> **EXERCISE DESCRIPTION**:
Whenever the word "icon" turns up in a line below, that line should be copied.

Items from an interface collection
━━━━━━━━━━━━━━━━
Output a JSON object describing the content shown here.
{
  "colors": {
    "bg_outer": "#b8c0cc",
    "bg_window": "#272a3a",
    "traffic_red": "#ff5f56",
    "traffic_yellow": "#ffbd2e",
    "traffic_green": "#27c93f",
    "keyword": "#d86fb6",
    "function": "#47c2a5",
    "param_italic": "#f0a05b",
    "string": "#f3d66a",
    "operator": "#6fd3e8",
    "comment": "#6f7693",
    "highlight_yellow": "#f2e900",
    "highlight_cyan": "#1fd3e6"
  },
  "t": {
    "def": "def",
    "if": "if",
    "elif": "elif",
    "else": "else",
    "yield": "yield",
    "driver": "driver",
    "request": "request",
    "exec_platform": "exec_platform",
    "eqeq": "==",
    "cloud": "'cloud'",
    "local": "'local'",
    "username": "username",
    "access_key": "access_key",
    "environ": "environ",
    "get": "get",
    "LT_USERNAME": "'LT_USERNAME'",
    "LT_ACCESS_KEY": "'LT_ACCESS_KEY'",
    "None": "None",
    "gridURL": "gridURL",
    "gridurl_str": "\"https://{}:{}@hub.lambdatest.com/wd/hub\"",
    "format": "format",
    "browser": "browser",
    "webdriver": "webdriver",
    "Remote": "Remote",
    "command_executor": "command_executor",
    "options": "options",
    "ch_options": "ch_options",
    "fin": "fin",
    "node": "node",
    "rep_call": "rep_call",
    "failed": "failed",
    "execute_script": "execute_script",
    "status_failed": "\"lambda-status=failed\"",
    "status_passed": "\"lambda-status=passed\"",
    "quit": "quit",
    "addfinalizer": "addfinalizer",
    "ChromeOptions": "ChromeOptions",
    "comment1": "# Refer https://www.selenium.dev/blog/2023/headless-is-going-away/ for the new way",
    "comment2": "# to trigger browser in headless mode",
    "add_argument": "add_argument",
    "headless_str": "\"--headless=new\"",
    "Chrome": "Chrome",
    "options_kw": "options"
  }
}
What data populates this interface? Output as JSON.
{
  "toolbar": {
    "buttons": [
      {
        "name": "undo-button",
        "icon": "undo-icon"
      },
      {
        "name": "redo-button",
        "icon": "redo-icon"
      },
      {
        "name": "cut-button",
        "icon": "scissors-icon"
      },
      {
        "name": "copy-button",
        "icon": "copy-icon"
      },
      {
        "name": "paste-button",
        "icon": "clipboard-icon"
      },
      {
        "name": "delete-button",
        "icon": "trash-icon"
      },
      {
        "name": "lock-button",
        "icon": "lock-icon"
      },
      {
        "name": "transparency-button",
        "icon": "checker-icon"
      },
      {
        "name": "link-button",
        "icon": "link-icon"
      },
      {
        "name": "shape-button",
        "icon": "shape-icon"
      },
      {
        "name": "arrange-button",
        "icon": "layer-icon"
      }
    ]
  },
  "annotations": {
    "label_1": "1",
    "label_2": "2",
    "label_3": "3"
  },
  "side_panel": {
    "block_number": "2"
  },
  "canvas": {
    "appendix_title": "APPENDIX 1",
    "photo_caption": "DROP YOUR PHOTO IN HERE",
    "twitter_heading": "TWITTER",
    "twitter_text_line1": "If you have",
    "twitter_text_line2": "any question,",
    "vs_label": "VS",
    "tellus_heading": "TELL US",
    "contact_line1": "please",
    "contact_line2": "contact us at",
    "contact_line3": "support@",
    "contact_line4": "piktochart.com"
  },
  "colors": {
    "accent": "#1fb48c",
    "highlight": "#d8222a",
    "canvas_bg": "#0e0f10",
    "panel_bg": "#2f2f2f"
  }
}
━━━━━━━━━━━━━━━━
> **ANSWER AREA**:
        "icon": "undo-icon"
        "icon": "redo-icon"
        "icon": "scissors-icon"
        "icon": "copy-icon"
        "icon": "clipboard-icon"
        "icon": "trash-icon"
        "icon": "lock-icon"
        "icon": "checker-icon"
        "icon": "link-icon"
        "icon": "shape-icon"
        "icon": "layer-icon"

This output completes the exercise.